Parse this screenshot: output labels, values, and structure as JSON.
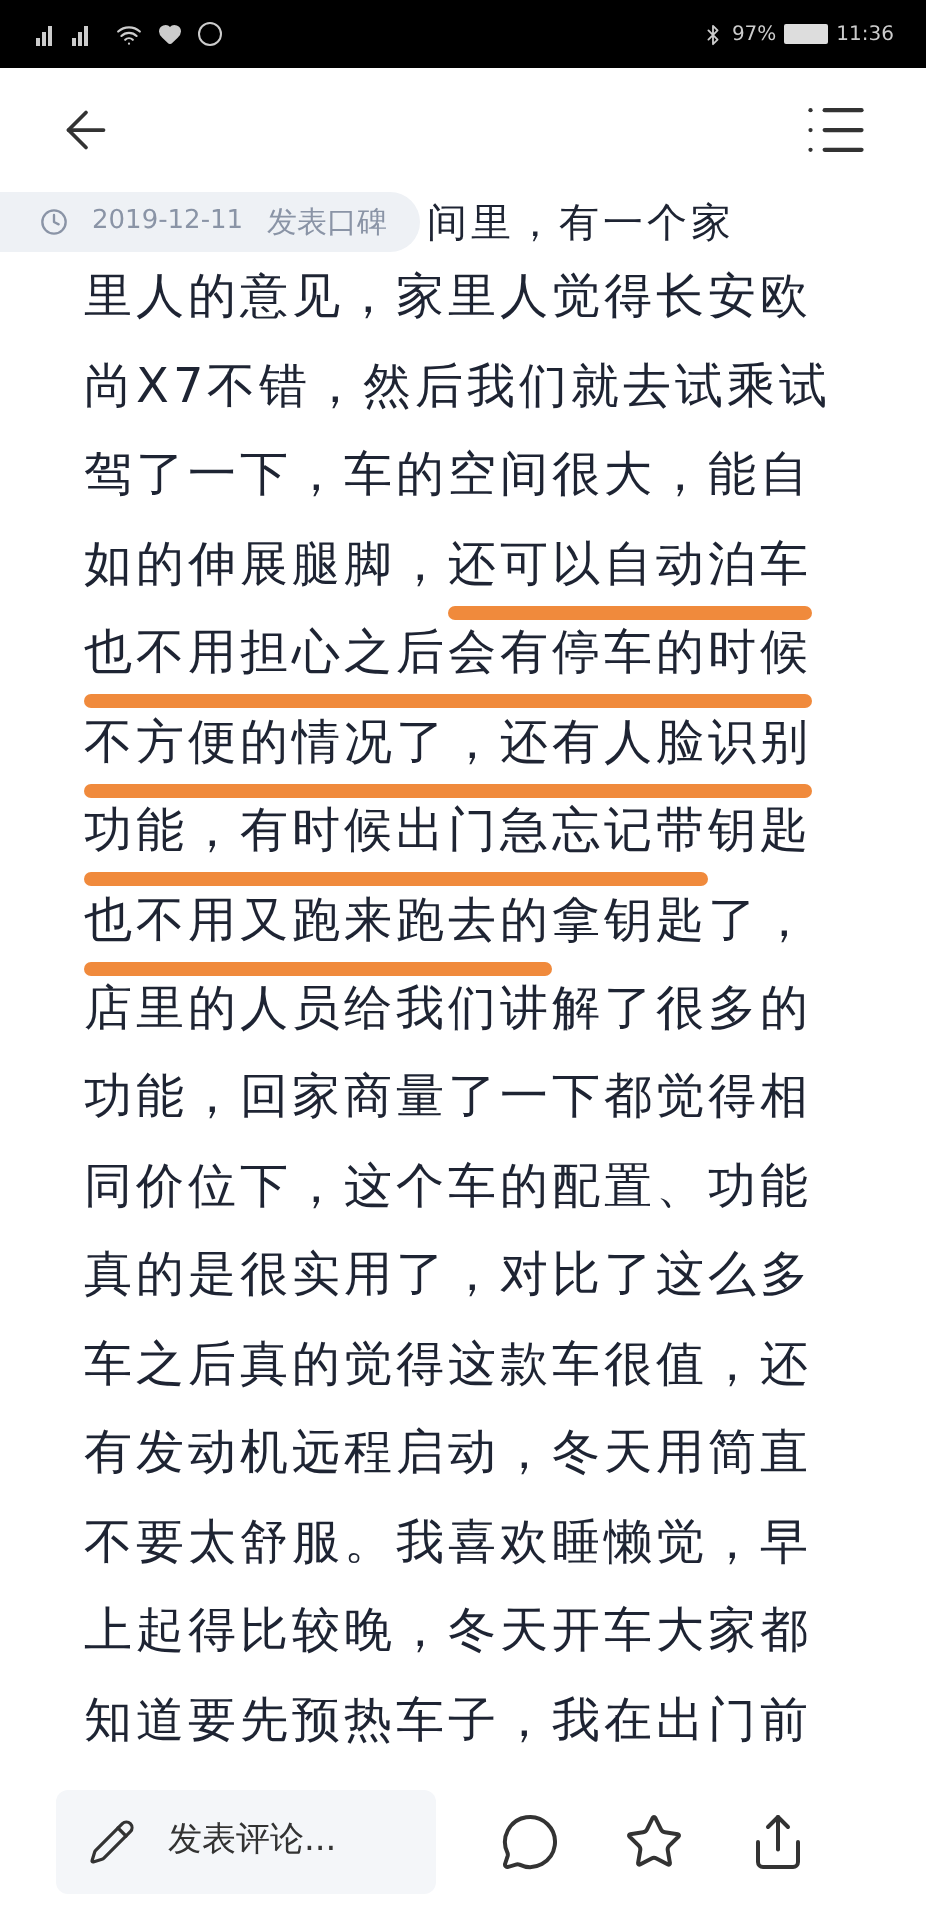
{
  "status_bar": {
    "battery": "97%",
    "time": "11:36"
  },
  "review_meta": {
    "date": "2019-12-11",
    "label": "发表口碑"
  },
  "lines": [
    {
      "segments": [
        {
          "text": "间里，有一个家",
          "underlined": false
        }
      ]
    },
    {
      "segments": [
        {
          "text": "里人的意见，家里人觉得长安欧",
          "underlined": false
        }
      ]
    },
    {
      "segments": [
        {
          "text": "尚X7不错，然后我们就去试乘试",
          "underlined": false
        }
      ]
    },
    {
      "segments": [
        {
          "text": "驾了一下，车的空间很大，能自",
          "underlined": false
        }
      ]
    },
    {
      "segments": [
        {
          "text": "如的伸展腿脚，",
          "underlined": false
        },
        {
          "text": "还可以自动泊车",
          "underlined": true
        }
      ]
    },
    {
      "segments": [
        {
          "text": "也不用担心之后会有停车的时候",
          "underlined": true
        }
      ]
    },
    {
      "segments": [
        {
          "text": "不方便的情况了，还有人脸识别",
          "underlined": true
        }
      ]
    },
    {
      "segments": [
        {
          "text": "功能，有时候出门急忘记带",
          "underlined": true
        },
        {
          "text": "钥匙",
          "underlined": false
        }
      ]
    },
    {
      "segments": [
        {
          "text": "也不用又跑来跑去的",
          "underlined": true
        },
        {
          "text": "拿钥匙了，",
          "underlined": false
        }
      ]
    },
    {
      "segments": [
        {
          "text": "店里的人员给我们讲解了很多的",
          "underlined": false
        }
      ]
    },
    {
      "segments": [
        {
          "text": "功能，回家商量了一下都觉得相",
          "underlined": false
        }
      ]
    },
    {
      "segments": [
        {
          "text": "同价位下，这个车的配置、功能",
          "underlined": false
        }
      ]
    },
    {
      "segments": [
        {
          "text": "真的是很实用了，对比了这么多",
          "underlined": false
        }
      ]
    },
    {
      "segments": [
        {
          "text": "车之后真的觉得这款车很值，还",
          "underlined": false
        }
      ]
    },
    {
      "segments": [
        {
          "text": "有发动机远程启动，冬天用简直",
          "underlined": false
        }
      ]
    },
    {
      "segments": [
        {
          "text": "不要太舒服。我喜欢睡懒觉，早",
          "underlined": false
        }
      ]
    },
    {
      "segments": [
        {
          "text": "上起得比较晚，冬天开车大家都",
          "underlined": false
        }
      ]
    },
    {
      "segments": [
        {
          "text": "知道要先预热车子，我在出门前",
          "underlined": false
        }
      ]
    }
  ],
  "bottom_bar": {
    "comment_placeholder": "发表评论..."
  }
}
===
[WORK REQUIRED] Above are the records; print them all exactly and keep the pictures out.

[TASK SOLUTION]
Parse this screenshot: output labels, values, and structure as JSON.
{
  "status_bar": {
    "battery": "97%",
    "time": "11:36"
  },
  "review_meta": {
    "date": "2019-12-11",
    "label": "发表口碑"
  },
  "lines": [
    {
      "segments": [
        {
          "text": "间里，有一个家",
          "underlined": false
        }
      ]
    },
    {
      "segments": [
        {
          "text": "里人的意见，家里人觉得长安欧",
          "underlined": false
        }
      ]
    },
    {
      "segments": [
        {
          "text": "尚X7不错，然后我们就去试乘试",
          "underlined": false
        }
      ]
    },
    {
      "segments": [
        {
          "text": "驾了一下，车的空间很大，能自",
          "underlined": false
        }
      ]
    },
    {
      "segments": [
        {
          "text": "如的伸展腿脚，",
          "underlined": false
        },
        {
          "text": "还可以自动泊车",
          "underlined": true
        }
      ]
    },
    {
      "segments": [
        {
          "text": "也不用担心之后会有停车的时候",
          "underlined": true
        }
      ]
    },
    {
      "segments": [
        {
          "text": "不方便的情况了，还有人脸识别",
          "underlined": true
        }
      ]
    },
    {
      "segments": [
        {
          "text": "功能，有时候出门急忘记带",
          "underlined": true
        },
        {
          "text": "钥匙",
          "underlined": false
        }
      ]
    },
    {
      "segments": [
        {
          "text": "也不用又跑来跑去的",
          "underlined": true
        },
        {
          "text": "拿钥匙了，",
          "underlined": false
        }
      ]
    },
    {
      "segments": [
        {
          "text": "店里的人员给我们讲解了很多的",
          "underlined": false
        }
      ]
    },
    {
      "segments": [
        {
          "text": "功能，回家商量了一下都觉得相",
          "underlined": false
        }
      ]
    },
    {
      "segments": [
        {
          "text": "同价位下，这个车的配置、功能",
          "underlined": false
        }
      ]
    },
    {
      "segments": [
        {
          "text": "真的是很实用了，对比了这么多",
          "underlined": false
        }
      ]
    },
    {
      "segments": [
        {
          "text": "车之后真的觉得这款车很值，还",
          "underlined": false
        }
      ]
    },
    {
      "segments": [
        {
          "text": "有发动机远程启动，冬天用简直",
          "underlined": false
        }
      ]
    },
    {
      "segments": [
        {
          "text": "不要太舒服。我喜欢睡懒觉，早",
          "underlined": false
        }
      ]
    },
    {
      "segments": [
        {
          "text": "上起得比较晚，冬天开车大家都",
          "underlined": false
        }
      ]
    },
    {
      "segments": [
        {
          "text": "知道要先预热车子，我在出门前",
          "underlined": false
        }
      ]
    }
  ],
  "bottom_bar": {
    "comment_placeholder": "发表评论..."
  }
}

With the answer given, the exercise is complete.